Rose Liberman

I was born in Poland, and lived with my parents and siblings. My grandparents, my aunt, my uncle and their families also lived nearby. But this changed in September 1939 when Germany invaded Poland. A year later all Jewish people lived in the ghetto and we had to wear a yellow Star of David on our left arm. On the star the word “Juden” was written. The SS made us sweep the streets and do other chores. In 1943 we were taken on black buses with other young women to the city of Oberlustadt and the concentration camp that was there. We were taken away from our families and I never saw my family again. I worked in the Kluger factory and every day the guards walked us ten kilometers to work. Life was very hard.

In May 1945 we were liberated. I met my cousin who had been in a camp nearby. She had typhus but fortunately did recover. Through the Red Cross my cousin found her sister in Sweden. Soon after I met my future husband, Alex, and we immigrated to Sweden where we were married. Through the Swedish Jewish Committee we found jobs and an apartment to live in. I worked in a factory and later got a job in a bank. The people in Sweden were very kind and helpful to us.

My husband was a tailor and he became a foreman in a factory that made men’s coats. After a few years we decided to immigrate to the United States because we were missing “Jewish life”. We settled in San Francisco and again met nice people who helped us get jobs. My husband worked at Wilkes Bashford the most exclusive men’s store in San Francisco. Later, I went to Helds Business College and was able to obtain jobs in accounting and payroll.
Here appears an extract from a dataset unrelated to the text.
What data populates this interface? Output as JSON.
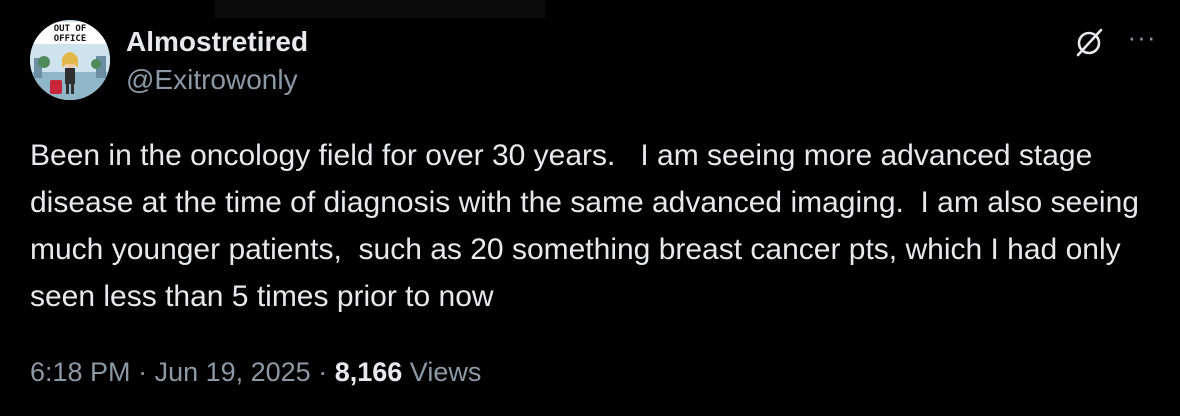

I was married for forty-two years. I have two wonderful children, a daughter and a son. Five grandchildren and two very young great grandchildren.

Thank G-d I am blessed.

In September 2009, I moved to the Summit where again I met very nice people and made good friends. I am proud to say that on June 13th, 2010 I had my Bat Mitzvah at The Summit along with four other residents. It was a wonderful occasion that I will never forget!

In April 2013 my daughter and I went to the United States Holocaust Memorial Museum in Washington D.C. where we attended the twentieth reunion of Holocaust survivors. My living testimony can be read at this museum.

I have been asked how I have kept such a positive outlook. I have always tried to find the humor in things and I believe that music can make you feel wonderful. I also loved to bake honey cakes and “baker’s cheesecake” and give slices out to neighbors. Now that I can’t bake, I give out candy to my friends and neighbors. Through the years I have tried to keep smiling no matter how hard life gets. I try not to be bitter as I put on my happy face and keep going.

The most important lesson I have learned in life is to be nice to each other, respect each other and help each other.